Democrats often talk down to people, rather than just talk to people. If you think people are not smart enough or educated enough to just understand what is good for them, you are probably talking down to people. This is alienating. Remember it is better to go on offense and be defensive

There was a lot of talk of supply chain problems leading to people not being able to get the gifts and provisions for the holidays. Packages are moving, gifts are being delivered, shelves are not empty and Democrats need to take credit for this.

Why we need to break the filibuster rule

The filibuster is a Senate rule that requires 60 votes (a super majority) for ‘most’ legislation to get a vote in the Senate.

We say ‘most’ because numerous exceptions to the filibuster already exist. Since 1969, 161 exceptions to the filibuster’s supermajority requirement have been created. Now civil rights advocates are asking for another exception to be created so critical voting rights legislation can pass the Senate.

What is the history of the filibuster?

The filibuster is not by design, it was actually a mistake. Like the House, the Senate used to only require a simple majority — or 51 votes. Then, in 1805, the Senate was doing a clean-up of its rule book and took out the simple majority rule because they thought it was redundant — effectively it went without saying, how else would a democratic body operate?

It took decades for obstructionists to realize the unintentional gift they’d been given and start exploiting it, often to the detriment of civil rights. The longest continuous filibuster debate in Senate history was about passing the 1964 Civil Rights Act1 to end racial discrimination in public accommodations. During the Reconstruction and post-Reconstruction eras, senators used the filibuster to block other major civil rights legislation, including measures to prohibit lynching and end poll taxes.2

What happens if we don’t reform the filibuster?

We’re facing another era of anti-democratic reforms.
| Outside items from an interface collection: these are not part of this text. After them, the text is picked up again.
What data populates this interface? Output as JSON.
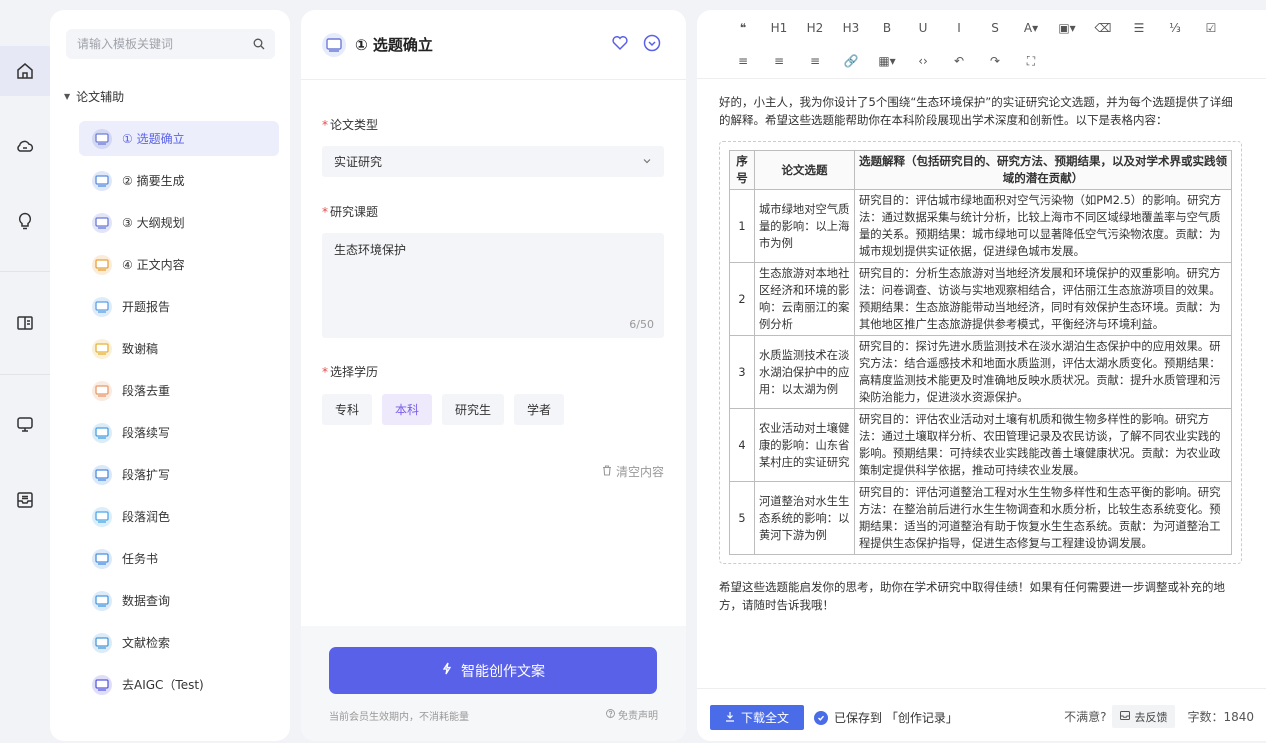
{
  "search": {
    "placeholder": "请输入模板关键词"
  },
  "template_group": {
    "label": "论文辅助"
  },
  "templates": [
    {
      "label": "① 选题确立",
      "active": true,
      "color": "#6f7dd6"
    },
    {
      "label": "② 摘要生成",
      "color": "#5a8de0"
    },
    {
      "label": "③ 大纲规划",
      "color": "#6a7bd8"
    },
    {
      "label": "④ 正文内容",
      "color": "#e8a23a"
    },
    {
      "label": "开题报告",
      "color": "#5aa0e8"
    },
    {
      "label": "致谢稿",
      "color": "#e8b23a"
    },
    {
      "label": "段落去重",
      "color": "#e89a6a"
    },
    {
      "label": "段落续写",
      "color": "#4aa0e0"
    },
    {
      "label": "段落扩写",
      "color": "#4a8ce0"
    },
    {
      "label": "段落润色",
      "color": "#4aa8e8"
    },
    {
      "label": "任务书",
      "color": "#4a90e2"
    },
    {
      "label": "数据查询",
      "color": "#4a9ae0"
    },
    {
      "label": "文献检索",
      "color": "#4a9ad8"
    },
    {
      "label": "去AIGC（Test)",
      "color": "#5a5ae0"
    }
  ],
  "form": {
    "title": "① 选题确立",
    "type_label": "论文类型",
    "type_value": "实证研究",
    "topic_label": "研究课题",
    "topic_value": "生态环境保护",
    "topic_count": "6/50",
    "degree_label": "选择学历",
    "degrees": [
      "专科",
      "本科",
      "研究生",
      "学者"
    ],
    "degree_selected": "本科",
    "clear_label": "清空内容",
    "generate_label": "智能创作文案",
    "member_note": "当前会员生效期内，不消耗能量",
    "disclaimer": "免责声明"
  },
  "toolbar": {
    "row1": [
      "❝",
      "H1",
      "H2",
      "H3",
      "B",
      "U",
      "I",
      "S",
      "A▾",
      "▣▾",
      "⌫",
      "☰",
      "⅓",
      "☑"
    ],
    "row2": [
      "≡",
      "≡",
      "≡",
      "🔗",
      "▦▾",
      "‹›",
      "↶",
      "↷",
      "⛶"
    ]
  },
  "doc": {
    "intro": "好的，小主人，我为你设计了5个围绕“生态环境保护”的实证研究论文选题，并为每个选题提供了详细的解释。希望这些选题能帮助你在本科阶段展现出学术深度和创新性。以下是表格内容：",
    "headers": [
      "序号",
      "论文选题",
      "选题解释（包括研究目的、研究方法、预期结果，以及对学术界或实践领域的潜在贡献）"
    ],
    "rows": [
      {
        "no": "1",
        "title": "城市绿地对空气质量的影响：以上海市为例",
        "desc": "研究目的：评估城市绿地面积对空气污染物（如PM2.5）的影响。研究方法：通过数据采集与统计分析，比较上海市不同区域绿地覆盖率与空气质量的关系。预期结果：城市绿地可以显著降低空气污染物浓度。贡献：为城市规划提供实证依据，促进绿色城市发展。"
      },
      {
        "no": "2",
        "title": "生态旅游对本地社区经济和环境的影响：云南丽江的案例分析",
        "desc": "研究目的：分析生态旅游对当地经济发展和环境保护的双重影响。研究方法：问卷调查、访谈与实地观察相结合，评估丽江生态旅游项目的效果。预期结果：生态旅游能带动当地经济，同时有效保护生态环境。贡献：为其他地区推广生态旅游提供参考模式，平衡经济与环境利益。"
      },
      {
        "no": "3",
        "title": "水质监测技术在淡水湖泊保护中的应用：以太湖为例",
        "desc": "研究目的：探讨先进水质监测技术在淡水湖泊生态保护中的应用效果。研究方法：结合遥感技术和地面水质监测，评估太湖水质变化。预期结果：高精度监测技术能更及时准确地反映水质状况。贡献：提升水质管理和污染防治能力，促进淡水资源保护。"
      },
      {
        "no": "4",
        "title": "农业活动对土壤健康的影响：山东省某村庄的实证研究",
        "desc": "研究目的：评估农业活动对土壤有机质和微生物多样性的影响。研究方法：通过土壤取样分析、农田管理记录及农民访谈，了解不同农业实践的影响。预期结果：可持续农业实践能改善土壤健康状况。贡献：为农业政策制定提供科学依据，推动可持续农业发展。"
      },
      {
        "no": "5",
        "title": "河道整治对水生生态系统的影响：以黄河下游为例",
        "desc": "研究目的：评估河道整治工程对水生生物多样性和生态平衡的影响。研究方法：在整治前后进行水生生物调查和水质分析，比较生态系统变化。预期结果：适当的河道整治有助于恢复水生生态系统。贡献：为河道整治工程提供生态保护指导，促进生态修复与工程建设协调发展。"
      }
    ],
    "outro": "希望这些选题能启发你的思考，助你在学术研究中取得佳绩！如果有任何需要进一步调整或补充的地方，请随时告诉我哦！"
  },
  "status": {
    "download_label": "下载全文",
    "saved_text": "已保存到 「创作记录」",
    "unsatisfied": "不满意?",
    "feedback_label": "去反馈",
    "word_count": "字数：1840"
  },
  "colors": {
    "accent": "#5961e8",
    "download": "#4a6ce8",
    "required": "#e84a4a"
  }
}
The last presidential election had the highest turnout in U.S. history, and Republican elected officials responded with a wave of new voting restrictions — 19 states passed 33 laws restricting voting laws in 2021 alone, including restrictions aimed at making voting more difficult. In Georgia, you can now be charged with a crime for handing out water or snacks to voters waiting in line at the polls, and in Texas election officials could face criminal prosecution if they encourage voters to request mail ballots or regulate poll watchers’ conduct.3

There is a bill in the Senate that could address some of these restrictions — the For the People Act (H.R. 1). But the filibuster is standing in the way of progress that people are demanding.